- _Exercise directions_: Please return all lines in the listing holding the word "title".
>>>>
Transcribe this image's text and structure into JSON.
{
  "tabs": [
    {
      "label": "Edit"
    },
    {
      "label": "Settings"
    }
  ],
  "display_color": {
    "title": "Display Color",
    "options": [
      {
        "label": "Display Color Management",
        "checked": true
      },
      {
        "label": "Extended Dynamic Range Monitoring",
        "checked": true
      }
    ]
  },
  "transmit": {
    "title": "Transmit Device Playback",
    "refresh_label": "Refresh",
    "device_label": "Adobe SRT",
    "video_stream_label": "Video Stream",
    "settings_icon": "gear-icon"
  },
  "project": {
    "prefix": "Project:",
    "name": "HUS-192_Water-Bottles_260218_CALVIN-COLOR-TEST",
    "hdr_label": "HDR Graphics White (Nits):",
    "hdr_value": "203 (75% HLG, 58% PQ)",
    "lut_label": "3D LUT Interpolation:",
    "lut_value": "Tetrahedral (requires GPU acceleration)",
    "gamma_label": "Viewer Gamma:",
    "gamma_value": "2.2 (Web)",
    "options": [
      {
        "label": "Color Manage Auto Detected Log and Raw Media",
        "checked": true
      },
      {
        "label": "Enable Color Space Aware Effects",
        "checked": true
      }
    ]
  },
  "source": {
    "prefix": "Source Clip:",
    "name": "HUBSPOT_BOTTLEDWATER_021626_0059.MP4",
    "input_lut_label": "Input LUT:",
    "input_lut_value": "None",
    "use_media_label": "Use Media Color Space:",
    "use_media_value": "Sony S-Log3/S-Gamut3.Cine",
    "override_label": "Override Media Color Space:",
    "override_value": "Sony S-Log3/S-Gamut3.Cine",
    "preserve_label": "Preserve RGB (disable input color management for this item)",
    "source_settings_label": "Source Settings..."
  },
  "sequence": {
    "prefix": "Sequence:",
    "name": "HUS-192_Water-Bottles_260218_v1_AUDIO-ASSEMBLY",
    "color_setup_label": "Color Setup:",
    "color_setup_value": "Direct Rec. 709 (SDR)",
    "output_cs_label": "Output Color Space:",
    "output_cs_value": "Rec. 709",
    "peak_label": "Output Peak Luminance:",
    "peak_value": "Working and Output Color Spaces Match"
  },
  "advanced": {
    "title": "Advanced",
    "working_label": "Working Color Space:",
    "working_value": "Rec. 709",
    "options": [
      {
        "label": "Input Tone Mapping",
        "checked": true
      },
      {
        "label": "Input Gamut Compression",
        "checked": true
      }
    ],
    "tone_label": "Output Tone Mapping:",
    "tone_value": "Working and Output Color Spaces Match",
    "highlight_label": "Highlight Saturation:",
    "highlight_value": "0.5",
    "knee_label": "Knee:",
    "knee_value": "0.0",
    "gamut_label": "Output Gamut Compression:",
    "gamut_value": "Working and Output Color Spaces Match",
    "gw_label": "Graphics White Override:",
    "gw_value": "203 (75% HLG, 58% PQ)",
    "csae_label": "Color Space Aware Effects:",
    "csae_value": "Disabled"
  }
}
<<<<
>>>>
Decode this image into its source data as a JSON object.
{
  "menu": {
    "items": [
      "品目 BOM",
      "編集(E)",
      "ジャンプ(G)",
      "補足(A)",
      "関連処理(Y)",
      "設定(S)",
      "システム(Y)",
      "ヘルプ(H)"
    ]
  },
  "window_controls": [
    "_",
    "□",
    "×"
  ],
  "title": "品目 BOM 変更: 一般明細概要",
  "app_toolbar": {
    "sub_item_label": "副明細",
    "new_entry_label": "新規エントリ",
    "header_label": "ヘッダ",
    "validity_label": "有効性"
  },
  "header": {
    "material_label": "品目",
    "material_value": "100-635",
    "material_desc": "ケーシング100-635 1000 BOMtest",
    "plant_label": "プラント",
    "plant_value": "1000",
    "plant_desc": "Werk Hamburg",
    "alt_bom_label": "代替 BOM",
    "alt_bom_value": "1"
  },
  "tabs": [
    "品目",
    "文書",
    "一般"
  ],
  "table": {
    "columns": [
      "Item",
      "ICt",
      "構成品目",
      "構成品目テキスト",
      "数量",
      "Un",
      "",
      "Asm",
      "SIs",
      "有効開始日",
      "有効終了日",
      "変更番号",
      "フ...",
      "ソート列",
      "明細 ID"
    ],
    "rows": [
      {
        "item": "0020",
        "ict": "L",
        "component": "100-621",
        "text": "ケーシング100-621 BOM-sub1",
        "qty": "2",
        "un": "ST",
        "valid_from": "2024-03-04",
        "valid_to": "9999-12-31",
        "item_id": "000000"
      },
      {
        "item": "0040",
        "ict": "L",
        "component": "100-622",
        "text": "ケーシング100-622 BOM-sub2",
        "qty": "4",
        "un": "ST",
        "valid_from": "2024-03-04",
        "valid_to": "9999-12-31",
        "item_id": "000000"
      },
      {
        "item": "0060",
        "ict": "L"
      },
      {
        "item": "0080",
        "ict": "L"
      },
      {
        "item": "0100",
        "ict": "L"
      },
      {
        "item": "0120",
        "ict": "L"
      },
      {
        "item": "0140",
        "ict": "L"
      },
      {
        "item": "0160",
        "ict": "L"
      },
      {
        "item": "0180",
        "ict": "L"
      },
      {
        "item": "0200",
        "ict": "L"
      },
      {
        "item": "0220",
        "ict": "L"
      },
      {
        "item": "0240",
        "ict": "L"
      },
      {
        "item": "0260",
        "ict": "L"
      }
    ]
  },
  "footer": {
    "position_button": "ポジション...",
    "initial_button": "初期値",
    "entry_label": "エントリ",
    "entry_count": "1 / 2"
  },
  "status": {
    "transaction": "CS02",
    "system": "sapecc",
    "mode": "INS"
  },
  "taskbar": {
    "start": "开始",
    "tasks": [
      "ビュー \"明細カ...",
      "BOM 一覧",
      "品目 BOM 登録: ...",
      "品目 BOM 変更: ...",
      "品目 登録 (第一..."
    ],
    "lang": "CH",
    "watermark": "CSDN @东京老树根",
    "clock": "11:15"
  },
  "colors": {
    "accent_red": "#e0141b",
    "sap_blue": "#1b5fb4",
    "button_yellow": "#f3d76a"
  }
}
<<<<
- _Task response_:
    "title": "Display Color",
    "title": "Transmit Device Playback",
    "title": "Advanced",
  "title": "品目 BOM 変更: 一般明細概要",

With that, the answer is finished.